James Brown, an artist who rose to fame in New York’s 1980s art scene and later lived and worked in Merida, died Saturday at age 68.
Mexico City’s Galería Hilaria Galguera, which represented him, confirmed the news on Instagram. Artforum reported that Brown and his wife, Alexandra Condon, were killed when their car, en route to Valladolid, veered off a road in Yucatan.
Brown had been featured in a retrospective at Fundacion de Artistas as recently as 2015. At the time, he had moved on to Oaxaca and Paris. His work was compared to that of Jean-Michel Basquiat and East Village painting of the 1980s, but with influences from primitive art and classical Western modernism.
The pair ran the Oaxaca-based publishing house Carpe Diem Books, which produces limited-edition books and prints. Producing just 20-25 copies each, the artist’s books and prints reflect the traditional typography techniques using locally produced metal and wood typefaces.

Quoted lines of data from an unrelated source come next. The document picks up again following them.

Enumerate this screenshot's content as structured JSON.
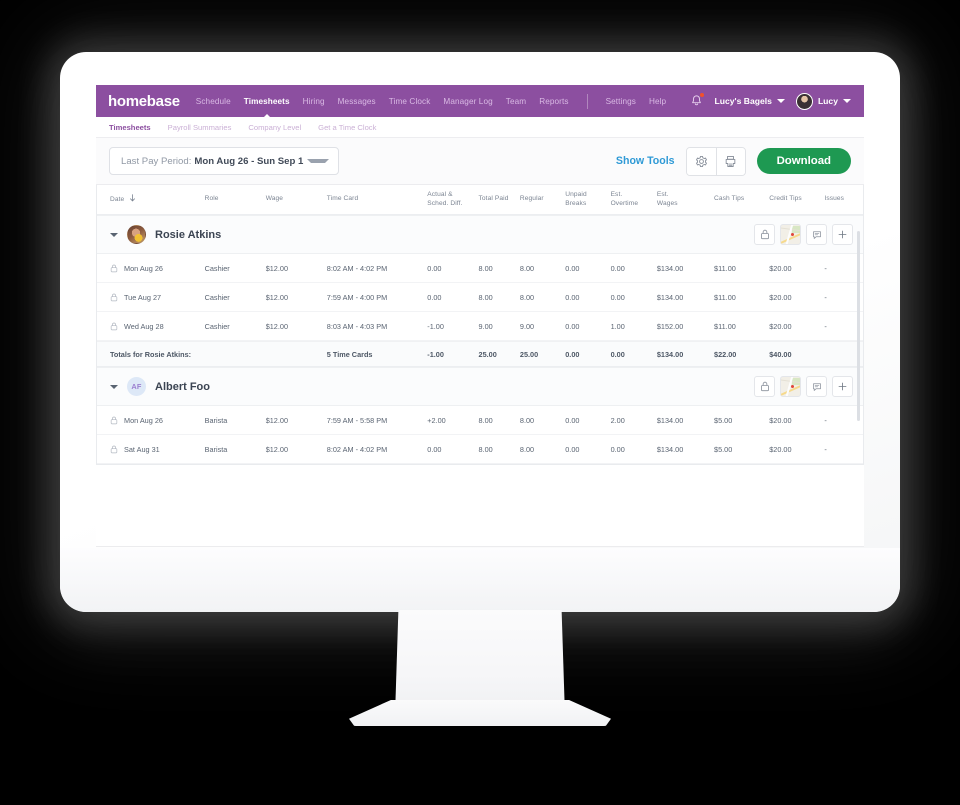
{
  "topnav": {
    "brand": "homebase",
    "links": [
      {
        "label": "Schedule",
        "active": false
      },
      {
        "label": "Timesheets",
        "active": true
      },
      {
        "label": "Hiring",
        "active": false
      },
      {
        "label": "Messages",
        "active": false
      },
      {
        "label": "Time Clock",
        "active": false
      },
      {
        "label": "Manager Log",
        "active": false
      },
      {
        "label": "Team",
        "active": false
      },
      {
        "label": "Reports",
        "active": false
      }
    ],
    "links_right": [
      {
        "label": "Settings"
      },
      {
        "label": "Help"
      }
    ],
    "notification_icon": "bell-icon",
    "location_name": "Lucy's Bagels",
    "user_name": "Lucy"
  },
  "subnav": {
    "items": [
      {
        "label": "Timesheets",
        "active": true
      },
      {
        "label": "Payroll Summaries",
        "active": false
      },
      {
        "label": "Company Level",
        "active": false
      },
      {
        "label": "Get a Time Clock",
        "active": false
      }
    ]
  },
  "toolbar": {
    "period_label": "Last Pay Period:",
    "period_value": "Mon Aug 26 - Sun Sep 1",
    "show_tools": "Show Tools",
    "settings_icon": "gear-icon",
    "print_icon": "printer-icon",
    "download_label": "Download"
  },
  "table": {
    "columns": [
      {
        "key": "date",
        "line1": "Date",
        "line2": "",
        "sort": "down"
      },
      {
        "key": "role",
        "line1": "Role",
        "line2": ""
      },
      {
        "key": "wage",
        "line1": "Wage",
        "line2": ""
      },
      {
        "key": "time_card",
        "line1": "Time Card",
        "line2": ""
      },
      {
        "key": "diff",
        "line1": "Actual &",
        "line2": "Sched. Diff."
      },
      {
        "key": "total_paid",
        "line1": "Total Paid",
        "line2": ""
      },
      {
        "key": "regular",
        "line1": "Regular",
        "line2": ""
      },
      {
        "key": "unpaid_breaks",
        "line1": "Unpaid",
        "line2": "Breaks"
      },
      {
        "key": "est_overtime",
        "line1": "Est.",
        "line2": "Overtime"
      },
      {
        "key": "est_wages",
        "line1": "Est.",
        "line2": "Wages"
      },
      {
        "key": "cash_tips",
        "line1": "Cash Tips",
        "line2": ""
      },
      {
        "key": "credit_tips",
        "line1": "Credit Tips",
        "line2": ""
      },
      {
        "key": "issues",
        "line1": "Issues",
        "line2": ""
      }
    ],
    "groups": [
      {
        "name": "Rosie Atkins",
        "avatar_type": "photo",
        "avatar_initials": "",
        "actions": [
          "lock-icon",
          "map-thumbnail-icon",
          "comment-icon",
          "plus-icon"
        ],
        "rows": [
          {
            "lock": "lock-icon",
            "date": "Mon Aug 26",
            "role": "Cashier",
            "wage": "$12.00",
            "time_card": "8:02 AM - 4:02 PM",
            "diff": "0.00",
            "total_paid": "8.00",
            "regular": "8.00",
            "unpaid_breaks": "0.00",
            "est_overtime": "0.00",
            "est_wages": "$134.00",
            "cash_tips": "$11.00",
            "credit_tips": "$20.00",
            "issues": "-"
          },
          {
            "lock": "lock-icon",
            "date": "Tue Aug 27",
            "role": "Cashier",
            "wage": "$12.00",
            "time_card": "7:59 AM - 4:00 PM",
            "diff": "0.00",
            "total_paid": "8.00",
            "regular": "8.00",
            "unpaid_breaks": "0.00",
            "est_overtime": "0.00",
            "est_wages": "$134.00",
            "cash_tips": "$11.00",
            "credit_tips": "$20.00",
            "issues": "-"
          },
          {
            "lock": "lock-icon",
            "date": "Wed Aug 28",
            "role": "Cashier",
            "wage": "$12.00",
            "time_card": "8:03 AM - 4:03 PM",
            "diff": "-1.00",
            "total_paid": "9.00",
            "regular": "9.00",
            "unpaid_breaks": "0.00",
            "est_overtime": "1.00",
            "est_wages": "$152.00",
            "cash_tips": "$11.00",
            "credit_tips": "$20.00",
            "issues": "-"
          }
        ],
        "totals": {
          "label": "Totals for Rosie Atkins:",
          "time_card": "5 Time Cards",
          "diff": "-1.00",
          "total_paid": "25.00",
          "regular": "25.00",
          "unpaid_breaks": "0.00",
          "est_overtime": "0.00",
          "est_wages": "$134.00",
          "cash_tips": "$22.00",
          "credit_tips": "$40.00"
        }
      },
      {
        "name": "Albert Foo",
        "avatar_type": "initials",
        "avatar_initials": "AF",
        "actions": [
          "lock-icon",
          "map-thumbnail-icon",
          "comment-icon",
          "plus-icon"
        ],
        "rows": [
          {
            "lock": "lock-icon",
            "date": "Mon Aug 26",
            "role": "Barista",
            "wage": "$12.00",
            "time_card": "7:59 AM - 5:58 PM",
            "diff": "+2.00",
            "total_paid": "8.00",
            "regular": "8.00",
            "unpaid_breaks": "0.00",
            "est_overtime": "2.00",
            "est_wages": "$134.00",
            "cash_tips": "$5.00",
            "credit_tips": "$20.00",
            "issues": "-"
          },
          {
            "lock": "lock-icon",
            "date": "Sat Aug 31",
            "role": "Barista",
            "wage": "$12.00",
            "time_card": "8:02 AM - 4:02 PM",
            "diff": "0.00",
            "total_paid": "8.00",
            "regular": "8.00",
            "unpaid_breaks": "0.00",
            "est_overtime": "0.00",
            "est_wages": "$134.00",
            "cash_tips": "$5.00",
            "credit_tips": "$20.00",
            "issues": "-"
          }
        ],
        "totals": null
      }
    ]
  },
  "colors": {
    "brand_purple": "#8c4fa0",
    "download_green": "#1e9952",
    "link_blue": "#2f9ad6"
  }
}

Brown was born in 1951 in Los Angeles, where he attended high school and college, before attending the École des Beaux-Arts in Paris. After graduation, he joined the East Village’s interdisciplinary art scene. In 1983, Brown featured in the group exhibition at Tony Shafrazi Gallery alongside Basquiat, Donald Baechler, Kenny Scarf, Keith Haring, Futura 2000 and other figures from the city’s art world at the time. While in New York, he eventually delved into sculpture, experimental printmaking and ceramics.
In the following decade, Brown and his wife began working between Merida — where he and his family moved in 2004 — and in New York and Paris, although he was most recently based in Oaxaca.
His works are held in the collections of museums that include the Centre Pompidou in Paris, the Museum of Modern Art in New York, and the Museo Tamayo in Mexico City.